Luigi Crespi - inv. 254
A middle-aged man, in an elegant pose, is looking straight at the spectator, his right hand on his hip and his left resting on the back of a chair. He is wearing a waistcoat with richly decorated gold trimming on a shirt with full ruffled sleeves, fastened at the neck by a loose tie. It has been thought that the sitter is the artist himself, Luigi Crespi, since his self-portraits (Florence, Uffizi; Bologna, Pinacoteca Nazionale; Venice, Galleria dell’Accademia) present similar facial features, although not identical.
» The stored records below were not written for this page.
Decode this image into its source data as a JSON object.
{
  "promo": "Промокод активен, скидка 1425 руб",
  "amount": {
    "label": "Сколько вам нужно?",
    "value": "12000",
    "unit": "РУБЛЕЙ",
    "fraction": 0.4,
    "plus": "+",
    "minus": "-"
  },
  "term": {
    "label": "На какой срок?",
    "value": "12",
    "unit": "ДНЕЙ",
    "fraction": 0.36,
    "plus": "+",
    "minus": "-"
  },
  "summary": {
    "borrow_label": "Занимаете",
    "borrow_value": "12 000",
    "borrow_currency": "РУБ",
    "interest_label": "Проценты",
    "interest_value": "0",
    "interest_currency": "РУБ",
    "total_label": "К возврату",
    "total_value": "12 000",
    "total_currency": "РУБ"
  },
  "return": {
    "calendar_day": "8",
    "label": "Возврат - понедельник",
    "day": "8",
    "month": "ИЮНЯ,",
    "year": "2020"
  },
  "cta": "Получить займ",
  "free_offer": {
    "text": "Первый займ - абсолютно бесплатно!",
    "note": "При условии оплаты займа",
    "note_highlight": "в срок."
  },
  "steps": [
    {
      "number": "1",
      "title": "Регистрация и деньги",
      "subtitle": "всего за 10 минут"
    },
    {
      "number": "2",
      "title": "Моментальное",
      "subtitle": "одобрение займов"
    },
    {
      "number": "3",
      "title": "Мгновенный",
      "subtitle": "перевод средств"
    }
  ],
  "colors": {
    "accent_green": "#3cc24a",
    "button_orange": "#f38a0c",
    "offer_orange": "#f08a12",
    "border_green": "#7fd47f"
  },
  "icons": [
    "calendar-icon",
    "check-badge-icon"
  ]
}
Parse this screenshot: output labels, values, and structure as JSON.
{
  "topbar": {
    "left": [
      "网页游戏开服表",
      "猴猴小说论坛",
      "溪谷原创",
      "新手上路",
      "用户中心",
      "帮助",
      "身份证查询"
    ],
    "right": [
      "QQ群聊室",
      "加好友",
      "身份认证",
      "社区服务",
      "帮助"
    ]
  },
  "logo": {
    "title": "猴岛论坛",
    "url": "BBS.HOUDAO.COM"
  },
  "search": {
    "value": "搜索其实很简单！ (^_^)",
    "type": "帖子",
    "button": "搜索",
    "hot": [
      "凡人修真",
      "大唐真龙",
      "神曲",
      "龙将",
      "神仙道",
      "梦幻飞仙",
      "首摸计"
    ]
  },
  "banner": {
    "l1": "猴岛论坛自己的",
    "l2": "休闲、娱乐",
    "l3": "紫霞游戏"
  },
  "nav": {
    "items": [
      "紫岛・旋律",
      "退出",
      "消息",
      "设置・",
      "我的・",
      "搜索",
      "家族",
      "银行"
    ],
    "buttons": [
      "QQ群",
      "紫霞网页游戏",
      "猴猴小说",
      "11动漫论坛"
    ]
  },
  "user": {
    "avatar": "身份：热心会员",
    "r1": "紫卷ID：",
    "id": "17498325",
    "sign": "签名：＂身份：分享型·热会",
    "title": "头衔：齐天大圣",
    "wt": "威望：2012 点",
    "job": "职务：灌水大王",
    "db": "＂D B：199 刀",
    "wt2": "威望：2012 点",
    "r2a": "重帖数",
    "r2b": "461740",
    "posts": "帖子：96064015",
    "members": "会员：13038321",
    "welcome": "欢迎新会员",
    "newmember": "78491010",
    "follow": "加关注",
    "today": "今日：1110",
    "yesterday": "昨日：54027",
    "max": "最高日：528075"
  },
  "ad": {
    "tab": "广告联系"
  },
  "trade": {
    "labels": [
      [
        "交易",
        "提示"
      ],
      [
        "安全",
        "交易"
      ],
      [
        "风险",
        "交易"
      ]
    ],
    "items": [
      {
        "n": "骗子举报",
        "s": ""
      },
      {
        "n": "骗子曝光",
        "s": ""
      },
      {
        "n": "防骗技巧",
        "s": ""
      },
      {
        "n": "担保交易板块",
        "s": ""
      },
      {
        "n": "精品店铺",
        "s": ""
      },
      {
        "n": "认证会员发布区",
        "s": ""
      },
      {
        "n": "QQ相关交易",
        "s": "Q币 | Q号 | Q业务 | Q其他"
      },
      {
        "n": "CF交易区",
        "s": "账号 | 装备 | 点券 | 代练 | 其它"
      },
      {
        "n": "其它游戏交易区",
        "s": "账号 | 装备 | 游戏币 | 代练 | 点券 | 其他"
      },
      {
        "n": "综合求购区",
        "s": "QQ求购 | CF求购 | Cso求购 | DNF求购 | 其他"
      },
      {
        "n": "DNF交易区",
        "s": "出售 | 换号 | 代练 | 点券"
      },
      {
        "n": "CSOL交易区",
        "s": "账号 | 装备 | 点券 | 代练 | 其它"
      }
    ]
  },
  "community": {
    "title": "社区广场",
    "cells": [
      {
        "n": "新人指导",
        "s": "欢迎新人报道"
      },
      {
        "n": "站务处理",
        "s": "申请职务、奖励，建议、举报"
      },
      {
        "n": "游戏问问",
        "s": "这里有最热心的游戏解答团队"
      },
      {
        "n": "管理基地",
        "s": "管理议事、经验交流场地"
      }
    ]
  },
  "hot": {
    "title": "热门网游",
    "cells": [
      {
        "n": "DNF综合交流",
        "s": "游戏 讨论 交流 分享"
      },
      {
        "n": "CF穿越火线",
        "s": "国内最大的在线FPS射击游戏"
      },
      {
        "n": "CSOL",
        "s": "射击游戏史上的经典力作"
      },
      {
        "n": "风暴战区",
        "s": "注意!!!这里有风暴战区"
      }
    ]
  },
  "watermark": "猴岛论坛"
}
For its relationship with similar works, the painting probably dates to the end of the 1750s. Restoration completed in January 2003 revealed a dense pictorial surface, enriched with touches of colour added with the tip of the brush to the decorative details of the clothes and the chair.
Luigi Crespi, son of the renowned Bolognese painter Giuseppe Maria, began his training in his father’s workshop. As a writer, He completed Carlo Cesare Malvasia’s Felsina Pittrice, with a third volume about the lives and works of his contemporary Bolognese artists. As a painter, he was skilful at capturing the aspects of the society, especially in his portraits. He worked at the courts of Vienna and Dresden.